> WORK REQUIRED: Run through the records and, wherever a line holds the word "работы", return that line.

━━ SOURCE RECORDS ━━

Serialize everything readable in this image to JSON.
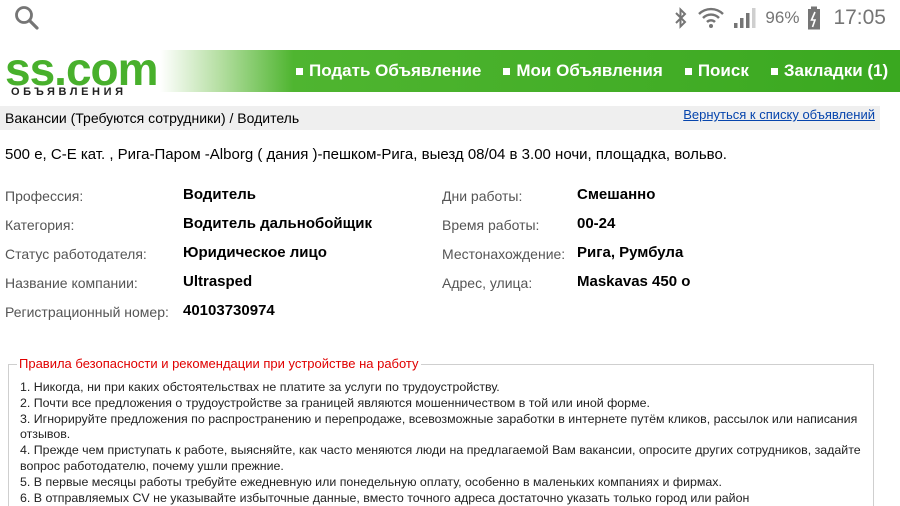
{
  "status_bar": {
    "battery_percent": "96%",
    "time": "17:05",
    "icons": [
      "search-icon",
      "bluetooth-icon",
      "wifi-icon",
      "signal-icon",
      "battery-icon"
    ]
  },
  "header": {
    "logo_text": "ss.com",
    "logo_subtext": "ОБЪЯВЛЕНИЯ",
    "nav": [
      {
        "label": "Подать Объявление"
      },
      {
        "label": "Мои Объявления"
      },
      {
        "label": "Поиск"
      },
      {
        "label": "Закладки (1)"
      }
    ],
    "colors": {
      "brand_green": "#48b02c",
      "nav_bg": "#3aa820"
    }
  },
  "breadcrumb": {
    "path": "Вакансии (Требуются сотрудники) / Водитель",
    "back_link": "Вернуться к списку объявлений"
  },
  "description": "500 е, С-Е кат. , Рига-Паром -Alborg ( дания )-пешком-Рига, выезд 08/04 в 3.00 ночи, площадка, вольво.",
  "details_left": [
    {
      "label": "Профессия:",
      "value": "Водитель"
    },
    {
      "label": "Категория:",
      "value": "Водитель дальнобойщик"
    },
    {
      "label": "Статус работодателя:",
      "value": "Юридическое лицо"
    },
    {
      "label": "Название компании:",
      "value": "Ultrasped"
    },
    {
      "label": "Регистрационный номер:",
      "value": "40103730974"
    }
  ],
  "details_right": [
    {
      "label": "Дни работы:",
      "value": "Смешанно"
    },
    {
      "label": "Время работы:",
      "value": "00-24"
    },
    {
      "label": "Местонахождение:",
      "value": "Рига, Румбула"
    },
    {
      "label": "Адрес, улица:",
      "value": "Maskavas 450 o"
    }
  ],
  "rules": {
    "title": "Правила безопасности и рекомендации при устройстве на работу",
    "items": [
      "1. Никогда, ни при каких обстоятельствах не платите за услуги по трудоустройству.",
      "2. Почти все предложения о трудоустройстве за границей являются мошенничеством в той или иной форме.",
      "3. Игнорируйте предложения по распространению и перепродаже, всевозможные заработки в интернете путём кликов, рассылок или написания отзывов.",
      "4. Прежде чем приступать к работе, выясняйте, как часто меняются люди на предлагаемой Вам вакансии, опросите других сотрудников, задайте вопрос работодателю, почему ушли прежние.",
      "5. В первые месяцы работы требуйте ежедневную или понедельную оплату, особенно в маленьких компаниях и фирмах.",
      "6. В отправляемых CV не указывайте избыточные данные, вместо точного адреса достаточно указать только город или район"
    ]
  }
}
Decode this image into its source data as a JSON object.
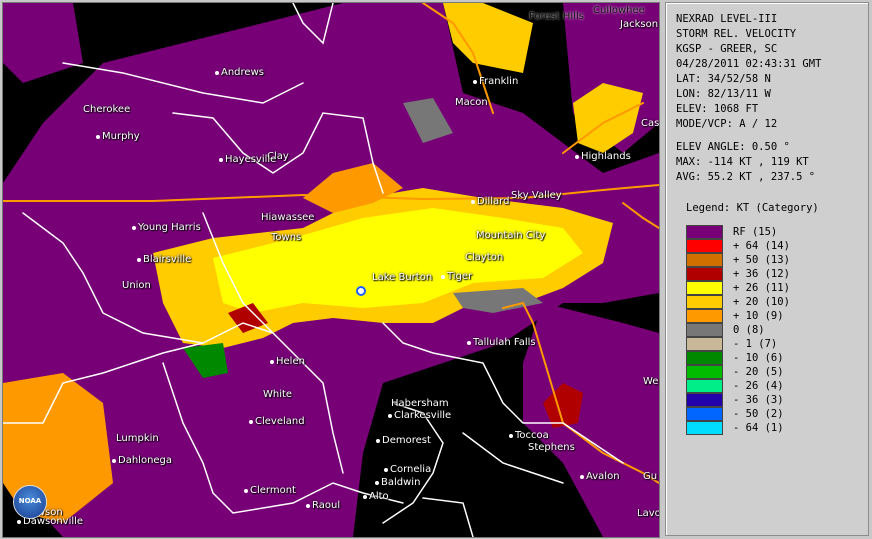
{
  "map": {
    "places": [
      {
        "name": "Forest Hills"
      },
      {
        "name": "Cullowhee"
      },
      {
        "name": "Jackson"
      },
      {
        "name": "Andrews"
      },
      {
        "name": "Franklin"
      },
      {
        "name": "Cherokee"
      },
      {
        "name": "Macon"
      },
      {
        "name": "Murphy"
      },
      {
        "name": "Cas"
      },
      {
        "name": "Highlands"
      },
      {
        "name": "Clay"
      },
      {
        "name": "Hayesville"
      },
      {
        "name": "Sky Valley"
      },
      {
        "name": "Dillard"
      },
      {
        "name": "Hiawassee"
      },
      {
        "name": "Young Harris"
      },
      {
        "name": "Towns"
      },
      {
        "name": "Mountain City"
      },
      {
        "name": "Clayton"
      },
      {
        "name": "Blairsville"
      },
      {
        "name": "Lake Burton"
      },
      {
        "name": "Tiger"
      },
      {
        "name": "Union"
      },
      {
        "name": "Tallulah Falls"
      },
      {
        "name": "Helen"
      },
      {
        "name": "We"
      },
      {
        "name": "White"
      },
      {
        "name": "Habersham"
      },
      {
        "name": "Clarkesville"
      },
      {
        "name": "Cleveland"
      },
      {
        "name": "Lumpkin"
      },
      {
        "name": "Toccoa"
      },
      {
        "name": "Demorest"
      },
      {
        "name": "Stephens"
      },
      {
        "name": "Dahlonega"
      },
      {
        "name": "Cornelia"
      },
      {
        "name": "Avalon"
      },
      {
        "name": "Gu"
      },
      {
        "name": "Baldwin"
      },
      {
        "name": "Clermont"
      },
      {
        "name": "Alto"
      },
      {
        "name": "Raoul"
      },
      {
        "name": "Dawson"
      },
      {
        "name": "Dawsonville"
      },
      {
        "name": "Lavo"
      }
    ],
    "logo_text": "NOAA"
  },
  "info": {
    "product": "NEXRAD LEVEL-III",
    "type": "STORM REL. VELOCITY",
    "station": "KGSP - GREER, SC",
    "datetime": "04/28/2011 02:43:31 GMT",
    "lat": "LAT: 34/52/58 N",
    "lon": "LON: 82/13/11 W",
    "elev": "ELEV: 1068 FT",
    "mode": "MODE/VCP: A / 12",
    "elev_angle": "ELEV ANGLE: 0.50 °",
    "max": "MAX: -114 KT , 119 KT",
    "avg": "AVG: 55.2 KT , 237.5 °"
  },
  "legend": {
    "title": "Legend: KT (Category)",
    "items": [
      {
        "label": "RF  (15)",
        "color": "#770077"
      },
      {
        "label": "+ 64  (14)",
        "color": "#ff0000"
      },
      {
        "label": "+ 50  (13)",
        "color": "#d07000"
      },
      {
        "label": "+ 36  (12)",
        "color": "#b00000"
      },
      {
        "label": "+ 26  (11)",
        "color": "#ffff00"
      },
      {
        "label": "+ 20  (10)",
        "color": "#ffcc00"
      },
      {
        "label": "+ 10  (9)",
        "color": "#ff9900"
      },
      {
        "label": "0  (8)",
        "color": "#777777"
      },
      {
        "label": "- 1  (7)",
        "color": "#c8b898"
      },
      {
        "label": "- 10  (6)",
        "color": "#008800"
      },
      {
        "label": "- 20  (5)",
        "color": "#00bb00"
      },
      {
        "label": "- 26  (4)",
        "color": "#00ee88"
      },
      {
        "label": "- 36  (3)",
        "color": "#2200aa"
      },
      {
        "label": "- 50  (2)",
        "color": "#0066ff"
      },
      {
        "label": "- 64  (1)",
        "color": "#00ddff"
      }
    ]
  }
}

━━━

> EXERCISE ANSWER:
      "label": "Дни работы:",
      "label": "Время работы:",
      "5. В первые месяцы работы требуйте ежедневную или понедельную оплату, особенно в маленьких компаниях и фирмах.",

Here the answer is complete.